(PROBLEM TO SOLVE): Output the entire listing without altering anything.

(DATA TO PROCESS):
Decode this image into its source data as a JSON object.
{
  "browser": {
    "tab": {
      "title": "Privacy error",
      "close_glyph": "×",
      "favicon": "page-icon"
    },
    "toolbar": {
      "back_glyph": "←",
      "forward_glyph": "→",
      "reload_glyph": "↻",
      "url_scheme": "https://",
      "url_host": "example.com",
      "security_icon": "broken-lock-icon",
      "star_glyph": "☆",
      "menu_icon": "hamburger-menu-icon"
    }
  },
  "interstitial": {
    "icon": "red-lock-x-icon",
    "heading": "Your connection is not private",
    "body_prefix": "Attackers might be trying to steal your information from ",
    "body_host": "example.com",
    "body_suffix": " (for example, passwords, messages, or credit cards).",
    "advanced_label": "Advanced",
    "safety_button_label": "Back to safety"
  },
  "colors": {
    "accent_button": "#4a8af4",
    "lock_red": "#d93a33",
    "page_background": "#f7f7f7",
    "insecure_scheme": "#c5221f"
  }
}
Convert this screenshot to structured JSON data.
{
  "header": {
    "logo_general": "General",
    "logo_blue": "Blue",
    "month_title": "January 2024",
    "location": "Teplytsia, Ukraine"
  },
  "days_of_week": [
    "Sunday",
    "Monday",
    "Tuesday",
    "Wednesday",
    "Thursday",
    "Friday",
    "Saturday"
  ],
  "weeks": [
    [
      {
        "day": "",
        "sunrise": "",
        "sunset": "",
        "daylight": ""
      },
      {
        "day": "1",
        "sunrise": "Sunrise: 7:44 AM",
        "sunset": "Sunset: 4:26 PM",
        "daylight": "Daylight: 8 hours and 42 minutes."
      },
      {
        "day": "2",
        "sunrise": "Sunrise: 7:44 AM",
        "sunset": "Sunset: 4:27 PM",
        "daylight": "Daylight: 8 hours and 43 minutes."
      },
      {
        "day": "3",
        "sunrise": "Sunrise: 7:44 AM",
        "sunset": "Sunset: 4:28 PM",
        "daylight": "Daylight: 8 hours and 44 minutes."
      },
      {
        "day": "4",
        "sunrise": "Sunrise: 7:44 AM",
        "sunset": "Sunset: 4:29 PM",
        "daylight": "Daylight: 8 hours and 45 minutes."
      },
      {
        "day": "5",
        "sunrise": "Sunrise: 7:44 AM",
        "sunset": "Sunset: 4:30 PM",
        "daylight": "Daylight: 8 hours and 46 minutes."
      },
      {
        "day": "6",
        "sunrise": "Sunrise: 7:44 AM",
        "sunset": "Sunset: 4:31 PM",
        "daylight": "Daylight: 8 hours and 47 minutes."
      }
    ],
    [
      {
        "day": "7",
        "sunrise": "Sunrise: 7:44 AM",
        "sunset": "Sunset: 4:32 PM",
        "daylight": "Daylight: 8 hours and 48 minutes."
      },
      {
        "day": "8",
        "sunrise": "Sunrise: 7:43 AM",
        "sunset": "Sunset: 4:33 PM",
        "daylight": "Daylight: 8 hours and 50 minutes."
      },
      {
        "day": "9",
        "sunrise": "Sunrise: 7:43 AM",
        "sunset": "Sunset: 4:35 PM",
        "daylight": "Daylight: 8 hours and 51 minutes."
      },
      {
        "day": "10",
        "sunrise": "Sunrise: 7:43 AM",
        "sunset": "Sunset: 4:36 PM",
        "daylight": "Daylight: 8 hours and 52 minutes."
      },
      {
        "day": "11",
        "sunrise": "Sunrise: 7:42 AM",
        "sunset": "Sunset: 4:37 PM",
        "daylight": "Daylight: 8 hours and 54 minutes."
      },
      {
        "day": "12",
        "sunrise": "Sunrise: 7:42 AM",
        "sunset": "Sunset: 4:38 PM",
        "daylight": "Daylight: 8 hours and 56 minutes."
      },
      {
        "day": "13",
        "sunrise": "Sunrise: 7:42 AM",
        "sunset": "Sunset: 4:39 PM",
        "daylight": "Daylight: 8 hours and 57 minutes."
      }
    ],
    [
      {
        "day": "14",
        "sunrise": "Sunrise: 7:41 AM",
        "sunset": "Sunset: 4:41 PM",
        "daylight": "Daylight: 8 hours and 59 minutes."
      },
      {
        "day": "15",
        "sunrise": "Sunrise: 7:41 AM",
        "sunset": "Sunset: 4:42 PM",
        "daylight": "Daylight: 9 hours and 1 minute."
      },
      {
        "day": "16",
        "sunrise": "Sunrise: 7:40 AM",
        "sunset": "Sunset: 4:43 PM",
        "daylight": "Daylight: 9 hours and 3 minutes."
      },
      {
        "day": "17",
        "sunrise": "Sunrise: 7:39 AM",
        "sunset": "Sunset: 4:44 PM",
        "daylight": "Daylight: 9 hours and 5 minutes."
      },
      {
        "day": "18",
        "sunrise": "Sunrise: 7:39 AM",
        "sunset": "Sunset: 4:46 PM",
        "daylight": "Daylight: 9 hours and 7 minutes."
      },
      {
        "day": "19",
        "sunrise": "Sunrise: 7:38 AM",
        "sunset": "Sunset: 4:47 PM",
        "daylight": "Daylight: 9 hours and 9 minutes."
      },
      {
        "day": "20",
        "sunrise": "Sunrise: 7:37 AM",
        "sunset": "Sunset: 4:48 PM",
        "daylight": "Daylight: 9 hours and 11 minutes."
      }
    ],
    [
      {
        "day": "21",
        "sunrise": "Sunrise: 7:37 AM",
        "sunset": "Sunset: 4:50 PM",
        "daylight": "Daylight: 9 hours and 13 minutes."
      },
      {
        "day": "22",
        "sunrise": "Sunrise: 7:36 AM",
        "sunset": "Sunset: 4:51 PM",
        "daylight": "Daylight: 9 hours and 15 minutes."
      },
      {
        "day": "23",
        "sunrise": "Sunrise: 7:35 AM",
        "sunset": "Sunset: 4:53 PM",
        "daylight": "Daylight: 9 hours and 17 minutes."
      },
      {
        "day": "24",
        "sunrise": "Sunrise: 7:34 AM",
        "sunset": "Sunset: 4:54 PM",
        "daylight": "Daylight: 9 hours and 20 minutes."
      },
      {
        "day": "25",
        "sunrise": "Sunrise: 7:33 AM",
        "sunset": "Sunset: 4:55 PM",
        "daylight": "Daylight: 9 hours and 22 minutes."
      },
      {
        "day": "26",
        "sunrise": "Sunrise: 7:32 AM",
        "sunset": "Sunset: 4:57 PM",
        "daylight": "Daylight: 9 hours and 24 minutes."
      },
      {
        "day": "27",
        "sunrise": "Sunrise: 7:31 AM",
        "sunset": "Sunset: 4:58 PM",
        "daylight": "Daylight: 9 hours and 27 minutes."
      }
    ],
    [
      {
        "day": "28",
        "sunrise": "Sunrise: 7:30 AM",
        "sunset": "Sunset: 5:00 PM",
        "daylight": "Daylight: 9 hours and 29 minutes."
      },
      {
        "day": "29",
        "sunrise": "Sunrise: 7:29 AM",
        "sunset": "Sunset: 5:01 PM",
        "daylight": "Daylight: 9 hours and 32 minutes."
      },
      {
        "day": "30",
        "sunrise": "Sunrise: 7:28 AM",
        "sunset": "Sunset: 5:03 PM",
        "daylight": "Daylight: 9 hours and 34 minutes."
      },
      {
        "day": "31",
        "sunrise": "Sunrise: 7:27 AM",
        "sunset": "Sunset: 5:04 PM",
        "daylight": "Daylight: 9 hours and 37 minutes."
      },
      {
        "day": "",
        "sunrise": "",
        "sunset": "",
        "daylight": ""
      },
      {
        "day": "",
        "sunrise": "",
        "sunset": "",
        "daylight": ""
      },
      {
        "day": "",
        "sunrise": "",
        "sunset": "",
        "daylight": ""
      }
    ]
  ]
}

(THE COMPLETED TASK):
Decode this image into its source data as a JSON object.
{
  "browser": {
    "tab": {
      "title": "Privacy error",
      "close_glyph": "×",
      "favicon": "page-icon"
    },
    "toolbar": {
      "back_glyph": "←",
      "forward_glyph": "→",
      "reload_glyph": "↻",
      "url_scheme": "https://",
      "url_host": "example.com",
      "security_icon": "broken-lock-icon",
      "star_glyph": "☆",
      "menu_icon": "hamburger-menu-icon"
    }
  },
  "interstitial": {
    "icon": "red-lock-x-icon",
    "heading": "Your connection is not private",
    "body_prefix": "Attackers might be trying to steal your information from ",
    "body_host": "example.com",
    "body_suffix": " (for example, passwords, messages, or credit cards).",
    "advanced_label": "Advanced",
    "safety_button_label": "Back to safety"
  },
  "colors": {
    "accent_button": "#4a8af4",
    "lock_red": "#d93a33",
    "page_background": "#f7f7f7",
    "insecure_scheme": "#c5221f"
  }
}
Convert this screenshot to structured JSON data.
{
  "header": {
    "logo_general": "General",
    "logo_blue": "Blue",
    "month_title": "January 2024",
    "location": "Teplytsia, Ukraine"
  },
  "days_of_week": [
    "Sunday",
    "Monday",
    "Tuesday",
    "Wednesday",
    "Thursday",
    "Friday",
    "Saturday"
  ],
  "weeks": [
    [
      {
        "day": "",
        "sunrise": "",
        "sunset": "",
        "daylight": ""
      },
      {
        "day": "1",
        "sunrise": "Sunrise: 7:44 AM",
        "sunset": "Sunset: 4:26 PM",
        "daylight": "Daylight: 8 hours and 42 minutes."
      },
      {
        "day": "2",
        "sunrise": "Sunrise: 7:44 AM",
        "sunset": "Sunset: 4:27 PM",
        "daylight": "Daylight: 8 hours and 43 minutes."
      },
      {
        "day": "3",
        "sunrise": "Sunrise: 7:44 AM",
        "sunset": "Sunset: 4:28 PM",
        "daylight": "Daylight: 8 hours and 44 minutes."
      },
      {
        "day": "4",
        "sunrise": "Sunrise: 7:44 AM",
        "sunset": "Sunset: 4:29 PM",
        "daylight": "Daylight: 8 hours and 45 minutes."
      },
      {
        "day": "5",
        "sunrise": "Sunrise: 7:44 AM",
        "sunset": "Sunset: 4:30 PM",
        "daylight": "Daylight: 8 hours and 46 minutes."
      },
      {
        "day": "6",
        "sunrise": "Sunrise: 7:44 AM",
        "sunset": "Sunset: 4:31 PM",
        "daylight": "Daylight: 8 hours and 47 minutes."
      }
    ],
    [
      {
        "day": "7",
        "sunrise": "Sunrise: 7:44 AM",
        "sunset": "Sunset: 4:32 PM",
        "daylight": "Daylight: 8 hours and 48 minutes."
      },
      {
        "day": "8",
        "sunrise": "Sunrise: 7:43 AM",
        "sunset": "Sunset: 4:33 PM",
        "daylight": "Daylight: 8 hours and 50 minutes."
      },
      {
        "day": "9",
        "sunrise": "Sunrise: 7:43 AM",
        "sunset": "Sunset: 4:35 PM",
        "daylight": "Daylight: 8 hours and 51 minutes."
      },
      {
        "day": "10",
        "sunrise": "Sunrise: 7:43 AM",
        "sunset": "Sunset: 4:36 PM",
        "daylight": "Daylight: 8 hours and 52 minutes."
      },
      {
        "day": "11",
        "sunrise": "Sunrise: 7:42 AM",
        "sunset": "Sunset: 4:37 PM",
        "daylight": "Daylight: 8 hours and 54 minutes."
      },
      {
        "day": "12",
        "sunrise": "Sunrise: 7:42 AM",
        "sunset": "Sunset: 4:38 PM",
        "daylight": "Daylight: 8 hours and 56 minutes."
      },
      {
        "day": "13",
        "sunrise": "Sunrise: 7:42 AM",
        "sunset": "Sunset: 4:39 PM",
        "daylight": "Daylight: 8 hours and 57 minutes."
      }
    ],
    [
      {
        "day": "14",
        "sunrise": "Sunrise: 7:41 AM",
        "sunset": "Sunset: 4:41 PM",
        "daylight": "Daylight: 8 hours and 59 minutes."
      },
      {
        "day": "15",
        "sunrise": "Sunrise: 7:41 AM",
        "sunset": "Sunset: 4:42 PM",
        "daylight": "Daylight: 9 hours and 1 minute."
      },
      {
        "day": "16",
        "sunrise": "Sunrise: 7:40 AM",
        "sunset": "Sunset: 4:43 PM",
        "daylight": "Daylight: 9 hours and 3 minutes."
      },
      {
        "day": "17",
        "sunrise": "Sunrise: 7:39 AM",
        "sunset": "Sunset: 4:44 PM",
        "daylight": "Daylight: 9 hours and 5 minutes."
      },
      {
        "day": "18",
        "sunrise": "Sunrise: 7:39 AM",
        "sunset": "Sunset: 4:46 PM",
        "daylight": "Daylight: 9 hours and 7 minutes."
      },
      {
        "day": "19",
        "sunrise": "Sunrise: 7:38 AM",
        "sunset": "Sunset: 4:47 PM",
        "daylight": "Daylight: 9 hours and 9 minutes."
      },
      {
        "day": "20",
        "sunrise": "Sunrise: 7:37 AM",
        "sunset": "Sunset: 4:48 PM",
        "daylight": "Daylight: 9 hours and 11 minutes."
      }
    ],
    [
      {
        "day": "21",
        "sunrise": "Sunrise: 7:37 AM",
        "sunset": "Sunset: 4:50 PM",
        "daylight": "Daylight: 9 hours and 13 minutes."
      },
      {
        "day": "22",
        "sunrise": "Sunrise: 7:36 AM",
        "sunset": "Sunset: 4:51 PM",
        "daylight": "Daylight: 9 hours and 15 minutes."
      },
      {
        "day": "23",
        "sunrise": "Sunrise: 7:35 AM",
        "sunset": "Sunset: 4:53 PM",
        "daylight": "Daylight: 9 hours and 17 minutes."
      },
      {
        "day": "24",
        "sunrise": "Sunrise: 7:34 AM",
        "sunset": "Sunset: 4:54 PM",
        "daylight": "Daylight: 9 hours and 20 minutes."
      },
      {
        "day": "25",
        "sunrise": "Sunrise: 7:33 AM",
        "sunset": "Sunset: 4:55 PM",
        "daylight": "Daylight: 9 hours and 22 minutes."
      },
      {
        "day": "26",
        "sunrise": "Sunrise: 7:32 AM",
        "sunset": "Sunset: 4:57 PM",
        "daylight": "Daylight: 9 hours and 24 minutes."
      },
      {
        "day": "27",
        "sunrise": "Sunrise: 7:31 AM",
        "sunset": "Sunset: 4:58 PM",
        "daylight": "Daylight: 9 hours and 27 minutes."
      }
    ],
    [
      {
        "day": "28",
        "sunrise": "Sunrise: 7:30 AM",
        "sunset": "Sunset: 5:00 PM",
        "daylight": "Daylight: 9 hours and 29 minutes."
      },
      {
        "day": "29",
        "sunrise": "Sunrise: 7:29 AM",
        "sunset": "Sunset: 5:01 PM",
        "daylight": "Daylight: 9 hours and 32 minutes."
      },
      {
        "day": "30",
        "sunrise": "Sunrise: 7:28 AM",
        "sunset": "Sunset: 5:03 PM",
        "daylight": "Daylight: 9 hours and 34 minutes."
      },
      {
        "day": "31",
        "sunrise": "Sunrise: 7:27 AM",
        "sunset": "Sunset: 5:04 PM",
        "daylight": "Daylight: 9 hours and 37 minutes."
      },
      {
        "day": "",
        "sunrise": "",
        "sunset": "",
        "daylight": ""
      },
      {
        "day": "",
        "sunrise": "",
        "sunset": "",
        "daylight": ""
      },
      {
        "day": "",
        "sunrise": "",
        "sunset": "",
        "daylight": ""
      }
    ]
  ]
}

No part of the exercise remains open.